“The administration will continue to work with the UMass board of trustees and campus leadership as they prioritize future projects to create stronger institutions on every campus for the thousands of students learning and researching at UMass from across the Commonwealth and beyond,” said Lizzy Guyton, the governor’s communications director, in a statement Monday.


The capital budget proposed by Baker will require approval by the Legislature.

Last week Baker said on a radio appearance that the UMass Boston campus should solve its budget problems by cutting “corporate spending” rather than making cuts that hurt students. Over the past year the campus has cut courses and part-time professors as part of a myriad of measures taken to help balance its budget. Some professors were re-hired and classes re-instated.

UMass President Martin T. Meehan called Baker’s announcement “the most significant investment made by any administration in the 40 years since construction flaws in the substructure became known” and said his office will help UMass Boston find funds to pay for the rest of the project.

“We need to fix this, UMass Boston needs to fix this problem,” Meehan said Monday in a brief phone interview.

He added, however, that it would be inappropriate to ask the other four campuses to help pay for the garage problems.

“As a practical matter you can’t take money that belongs on one campus and take money that students pay in tuition and have it go to another campus,” Meehan said.

UMass board chairman Rob Manning, in a statement, thanked the governor for the money. Barry Mills, the deputy chancellor at UMass Boston who will become interim chancellor when Motley departs, also praised the commitment.


“This is a great commitment from the Baker administration as we move forward to address a problem that UMass Boston has been forced to confront virtually from the day it opened its doors,” Mills said in a statement sent by a spokesman.
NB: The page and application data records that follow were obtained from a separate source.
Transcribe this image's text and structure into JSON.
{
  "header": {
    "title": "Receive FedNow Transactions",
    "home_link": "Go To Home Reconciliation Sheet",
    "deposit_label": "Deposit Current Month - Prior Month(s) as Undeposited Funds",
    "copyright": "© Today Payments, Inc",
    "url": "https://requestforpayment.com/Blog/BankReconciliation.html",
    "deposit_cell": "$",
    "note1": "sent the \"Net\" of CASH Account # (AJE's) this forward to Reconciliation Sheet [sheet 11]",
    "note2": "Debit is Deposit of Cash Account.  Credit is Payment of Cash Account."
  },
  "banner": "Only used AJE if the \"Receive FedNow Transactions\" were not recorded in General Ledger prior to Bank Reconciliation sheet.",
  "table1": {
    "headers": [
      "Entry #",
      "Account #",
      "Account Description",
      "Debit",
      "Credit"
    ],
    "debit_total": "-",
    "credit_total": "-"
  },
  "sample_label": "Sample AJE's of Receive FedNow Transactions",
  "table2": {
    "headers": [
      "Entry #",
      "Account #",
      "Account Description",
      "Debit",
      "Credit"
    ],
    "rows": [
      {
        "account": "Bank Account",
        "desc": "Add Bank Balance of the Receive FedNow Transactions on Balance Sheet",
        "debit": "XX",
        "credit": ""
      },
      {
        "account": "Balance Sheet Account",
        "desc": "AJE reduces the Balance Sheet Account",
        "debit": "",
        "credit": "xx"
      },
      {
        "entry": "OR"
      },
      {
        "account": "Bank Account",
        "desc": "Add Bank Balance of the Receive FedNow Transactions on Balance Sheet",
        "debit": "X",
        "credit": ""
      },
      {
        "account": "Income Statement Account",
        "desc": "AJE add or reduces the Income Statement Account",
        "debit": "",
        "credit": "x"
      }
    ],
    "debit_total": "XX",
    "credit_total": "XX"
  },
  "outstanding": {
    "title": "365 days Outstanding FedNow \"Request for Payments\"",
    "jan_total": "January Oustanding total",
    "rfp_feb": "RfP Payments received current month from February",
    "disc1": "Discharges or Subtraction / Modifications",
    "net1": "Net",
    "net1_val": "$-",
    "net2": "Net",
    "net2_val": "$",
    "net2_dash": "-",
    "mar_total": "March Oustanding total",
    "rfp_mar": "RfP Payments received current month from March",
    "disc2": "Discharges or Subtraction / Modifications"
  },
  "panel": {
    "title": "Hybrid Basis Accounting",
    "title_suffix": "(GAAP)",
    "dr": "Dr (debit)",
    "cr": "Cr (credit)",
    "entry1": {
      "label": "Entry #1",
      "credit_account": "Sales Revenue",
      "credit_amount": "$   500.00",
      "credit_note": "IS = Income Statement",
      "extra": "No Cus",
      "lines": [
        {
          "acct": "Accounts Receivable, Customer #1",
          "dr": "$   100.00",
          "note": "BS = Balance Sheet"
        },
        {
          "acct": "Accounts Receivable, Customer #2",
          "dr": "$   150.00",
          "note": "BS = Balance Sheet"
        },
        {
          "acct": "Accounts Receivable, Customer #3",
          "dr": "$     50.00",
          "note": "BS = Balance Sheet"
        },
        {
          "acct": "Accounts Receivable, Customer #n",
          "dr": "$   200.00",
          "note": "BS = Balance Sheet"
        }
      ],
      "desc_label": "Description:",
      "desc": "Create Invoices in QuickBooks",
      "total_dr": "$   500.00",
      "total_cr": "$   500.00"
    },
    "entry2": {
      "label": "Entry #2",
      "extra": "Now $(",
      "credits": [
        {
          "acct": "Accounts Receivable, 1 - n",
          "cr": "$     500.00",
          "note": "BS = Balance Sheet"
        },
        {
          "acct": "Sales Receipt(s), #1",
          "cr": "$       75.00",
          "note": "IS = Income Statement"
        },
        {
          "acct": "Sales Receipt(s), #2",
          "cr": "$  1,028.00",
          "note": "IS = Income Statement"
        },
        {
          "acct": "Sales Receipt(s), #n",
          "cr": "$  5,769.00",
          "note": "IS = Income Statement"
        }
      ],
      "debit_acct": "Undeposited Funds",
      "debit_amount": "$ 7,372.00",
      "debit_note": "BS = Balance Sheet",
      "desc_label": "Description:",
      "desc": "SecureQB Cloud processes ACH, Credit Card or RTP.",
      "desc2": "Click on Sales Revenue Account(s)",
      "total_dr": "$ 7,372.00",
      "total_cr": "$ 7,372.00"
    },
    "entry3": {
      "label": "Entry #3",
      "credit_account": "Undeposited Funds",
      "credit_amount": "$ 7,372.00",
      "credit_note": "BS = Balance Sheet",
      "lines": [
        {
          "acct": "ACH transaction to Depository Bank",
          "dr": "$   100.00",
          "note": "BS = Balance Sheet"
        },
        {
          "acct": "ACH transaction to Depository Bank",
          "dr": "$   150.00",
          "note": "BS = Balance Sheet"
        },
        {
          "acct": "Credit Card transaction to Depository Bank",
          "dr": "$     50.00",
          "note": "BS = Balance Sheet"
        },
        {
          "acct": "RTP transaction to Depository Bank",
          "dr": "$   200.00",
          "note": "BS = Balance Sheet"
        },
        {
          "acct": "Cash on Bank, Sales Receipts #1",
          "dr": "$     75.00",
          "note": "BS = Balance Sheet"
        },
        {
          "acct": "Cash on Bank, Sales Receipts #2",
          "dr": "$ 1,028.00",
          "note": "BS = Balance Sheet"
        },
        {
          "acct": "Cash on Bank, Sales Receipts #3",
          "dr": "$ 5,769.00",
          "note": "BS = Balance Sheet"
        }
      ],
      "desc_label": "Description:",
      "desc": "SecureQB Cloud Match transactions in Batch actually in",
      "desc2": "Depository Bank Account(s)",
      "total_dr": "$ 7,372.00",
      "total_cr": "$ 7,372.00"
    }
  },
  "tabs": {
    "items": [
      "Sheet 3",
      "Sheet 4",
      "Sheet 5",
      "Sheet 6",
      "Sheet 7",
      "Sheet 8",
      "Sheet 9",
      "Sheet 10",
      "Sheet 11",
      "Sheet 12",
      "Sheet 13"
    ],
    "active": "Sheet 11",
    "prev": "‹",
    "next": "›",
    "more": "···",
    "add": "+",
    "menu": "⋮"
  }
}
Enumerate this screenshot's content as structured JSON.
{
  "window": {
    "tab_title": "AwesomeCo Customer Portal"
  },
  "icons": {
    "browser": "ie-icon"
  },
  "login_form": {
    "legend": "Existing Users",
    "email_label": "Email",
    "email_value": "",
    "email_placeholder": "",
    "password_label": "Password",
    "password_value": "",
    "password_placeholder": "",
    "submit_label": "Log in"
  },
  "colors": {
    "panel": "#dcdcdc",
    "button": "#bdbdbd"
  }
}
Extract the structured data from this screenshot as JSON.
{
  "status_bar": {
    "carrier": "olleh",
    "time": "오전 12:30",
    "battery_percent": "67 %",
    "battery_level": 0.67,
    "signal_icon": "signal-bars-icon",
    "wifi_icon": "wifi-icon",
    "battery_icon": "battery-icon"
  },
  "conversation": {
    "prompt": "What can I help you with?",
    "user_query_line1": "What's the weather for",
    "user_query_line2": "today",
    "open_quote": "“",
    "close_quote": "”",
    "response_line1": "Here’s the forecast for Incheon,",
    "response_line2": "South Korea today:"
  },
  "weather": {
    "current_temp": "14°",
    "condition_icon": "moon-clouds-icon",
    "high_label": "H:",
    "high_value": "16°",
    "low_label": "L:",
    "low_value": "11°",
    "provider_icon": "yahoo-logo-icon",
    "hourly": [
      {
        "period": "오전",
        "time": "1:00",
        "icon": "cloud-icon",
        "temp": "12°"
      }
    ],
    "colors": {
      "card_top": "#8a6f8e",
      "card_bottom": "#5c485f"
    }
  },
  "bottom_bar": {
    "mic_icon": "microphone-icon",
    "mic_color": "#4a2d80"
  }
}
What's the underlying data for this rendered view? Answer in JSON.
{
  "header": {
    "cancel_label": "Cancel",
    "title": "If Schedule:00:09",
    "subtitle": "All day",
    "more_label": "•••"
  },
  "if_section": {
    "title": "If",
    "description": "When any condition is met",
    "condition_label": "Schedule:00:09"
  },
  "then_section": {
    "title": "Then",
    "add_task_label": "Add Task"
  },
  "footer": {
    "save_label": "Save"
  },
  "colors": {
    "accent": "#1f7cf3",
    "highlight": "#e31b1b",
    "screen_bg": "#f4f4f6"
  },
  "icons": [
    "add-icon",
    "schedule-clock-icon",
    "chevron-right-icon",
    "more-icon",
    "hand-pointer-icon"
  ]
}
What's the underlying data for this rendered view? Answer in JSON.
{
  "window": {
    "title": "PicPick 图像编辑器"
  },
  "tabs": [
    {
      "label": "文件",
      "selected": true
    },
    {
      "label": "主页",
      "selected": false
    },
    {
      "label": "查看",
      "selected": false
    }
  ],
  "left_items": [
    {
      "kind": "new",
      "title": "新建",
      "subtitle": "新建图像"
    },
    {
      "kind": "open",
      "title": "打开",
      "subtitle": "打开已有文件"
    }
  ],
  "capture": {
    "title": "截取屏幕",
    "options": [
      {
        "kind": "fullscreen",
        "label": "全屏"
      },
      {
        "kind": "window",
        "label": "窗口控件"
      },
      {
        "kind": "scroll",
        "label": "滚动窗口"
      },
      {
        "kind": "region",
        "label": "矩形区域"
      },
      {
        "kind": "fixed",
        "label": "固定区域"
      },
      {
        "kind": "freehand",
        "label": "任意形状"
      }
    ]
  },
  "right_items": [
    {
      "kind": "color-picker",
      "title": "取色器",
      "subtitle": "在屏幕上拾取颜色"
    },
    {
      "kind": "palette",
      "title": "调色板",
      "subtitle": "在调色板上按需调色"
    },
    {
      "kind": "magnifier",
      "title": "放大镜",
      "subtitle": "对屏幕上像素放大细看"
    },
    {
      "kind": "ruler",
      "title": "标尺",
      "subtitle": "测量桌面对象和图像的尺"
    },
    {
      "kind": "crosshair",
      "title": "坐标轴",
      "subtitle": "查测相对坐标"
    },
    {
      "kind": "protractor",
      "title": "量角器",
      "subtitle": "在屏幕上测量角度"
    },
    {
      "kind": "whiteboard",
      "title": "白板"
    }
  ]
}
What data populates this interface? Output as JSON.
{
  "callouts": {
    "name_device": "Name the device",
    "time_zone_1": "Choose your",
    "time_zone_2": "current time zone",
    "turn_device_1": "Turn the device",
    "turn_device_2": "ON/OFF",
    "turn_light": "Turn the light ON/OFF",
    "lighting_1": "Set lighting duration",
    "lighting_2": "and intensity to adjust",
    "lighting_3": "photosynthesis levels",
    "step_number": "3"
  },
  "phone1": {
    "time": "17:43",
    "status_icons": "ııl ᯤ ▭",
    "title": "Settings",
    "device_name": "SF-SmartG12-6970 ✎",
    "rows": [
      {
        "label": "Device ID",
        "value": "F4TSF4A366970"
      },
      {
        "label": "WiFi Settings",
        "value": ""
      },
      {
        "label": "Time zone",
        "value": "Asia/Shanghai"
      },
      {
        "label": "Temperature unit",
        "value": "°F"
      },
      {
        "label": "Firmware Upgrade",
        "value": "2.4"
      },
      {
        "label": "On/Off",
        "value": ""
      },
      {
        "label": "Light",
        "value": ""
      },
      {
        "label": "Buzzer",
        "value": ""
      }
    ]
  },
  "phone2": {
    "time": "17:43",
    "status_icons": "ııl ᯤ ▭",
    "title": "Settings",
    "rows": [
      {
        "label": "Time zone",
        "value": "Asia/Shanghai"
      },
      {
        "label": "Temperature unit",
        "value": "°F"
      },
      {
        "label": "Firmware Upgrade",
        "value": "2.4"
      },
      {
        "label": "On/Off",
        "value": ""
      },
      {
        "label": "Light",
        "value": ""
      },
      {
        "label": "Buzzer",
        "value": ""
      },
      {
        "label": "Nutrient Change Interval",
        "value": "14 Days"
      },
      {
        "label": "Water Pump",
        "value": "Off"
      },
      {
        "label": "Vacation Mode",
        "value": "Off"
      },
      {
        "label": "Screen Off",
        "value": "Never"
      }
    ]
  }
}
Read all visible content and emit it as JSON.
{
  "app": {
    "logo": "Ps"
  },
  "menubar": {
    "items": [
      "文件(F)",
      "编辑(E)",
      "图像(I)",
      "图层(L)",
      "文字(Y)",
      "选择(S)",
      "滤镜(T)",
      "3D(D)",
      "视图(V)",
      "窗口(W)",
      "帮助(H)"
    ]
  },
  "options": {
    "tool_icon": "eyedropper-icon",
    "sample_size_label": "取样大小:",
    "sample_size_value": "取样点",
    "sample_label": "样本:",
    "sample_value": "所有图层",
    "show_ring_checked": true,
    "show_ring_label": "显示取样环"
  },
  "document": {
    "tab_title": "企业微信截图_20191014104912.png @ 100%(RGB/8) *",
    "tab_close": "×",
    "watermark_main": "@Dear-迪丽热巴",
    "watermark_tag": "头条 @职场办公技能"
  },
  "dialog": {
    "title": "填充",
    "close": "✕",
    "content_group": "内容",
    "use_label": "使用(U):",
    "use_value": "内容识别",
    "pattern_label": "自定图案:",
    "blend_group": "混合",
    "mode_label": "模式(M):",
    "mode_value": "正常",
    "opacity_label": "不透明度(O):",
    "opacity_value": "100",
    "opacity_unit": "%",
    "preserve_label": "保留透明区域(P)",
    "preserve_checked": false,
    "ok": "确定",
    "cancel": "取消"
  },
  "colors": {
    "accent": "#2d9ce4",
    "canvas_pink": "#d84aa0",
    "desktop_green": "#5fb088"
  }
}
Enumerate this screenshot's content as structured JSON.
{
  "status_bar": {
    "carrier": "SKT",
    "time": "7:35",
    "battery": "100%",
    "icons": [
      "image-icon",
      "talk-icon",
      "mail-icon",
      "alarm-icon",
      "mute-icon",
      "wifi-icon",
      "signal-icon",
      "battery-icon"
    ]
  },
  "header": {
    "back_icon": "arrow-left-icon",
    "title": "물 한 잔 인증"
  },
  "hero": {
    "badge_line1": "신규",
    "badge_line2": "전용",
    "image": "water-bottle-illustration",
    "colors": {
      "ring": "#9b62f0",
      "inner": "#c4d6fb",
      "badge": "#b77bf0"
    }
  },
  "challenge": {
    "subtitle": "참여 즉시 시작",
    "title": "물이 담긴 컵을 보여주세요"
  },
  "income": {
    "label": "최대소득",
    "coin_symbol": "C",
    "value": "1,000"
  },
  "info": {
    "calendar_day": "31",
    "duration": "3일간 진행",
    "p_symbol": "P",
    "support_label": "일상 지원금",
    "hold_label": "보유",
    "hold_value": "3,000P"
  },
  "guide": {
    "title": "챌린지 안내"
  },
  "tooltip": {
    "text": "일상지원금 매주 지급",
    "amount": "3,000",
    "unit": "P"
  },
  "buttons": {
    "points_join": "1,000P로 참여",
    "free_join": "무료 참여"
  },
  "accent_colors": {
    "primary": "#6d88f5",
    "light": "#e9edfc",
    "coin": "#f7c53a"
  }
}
Laura Krantz can be reached at laura.krantz@globe.com. Follow her on Twitter @laurakrantz.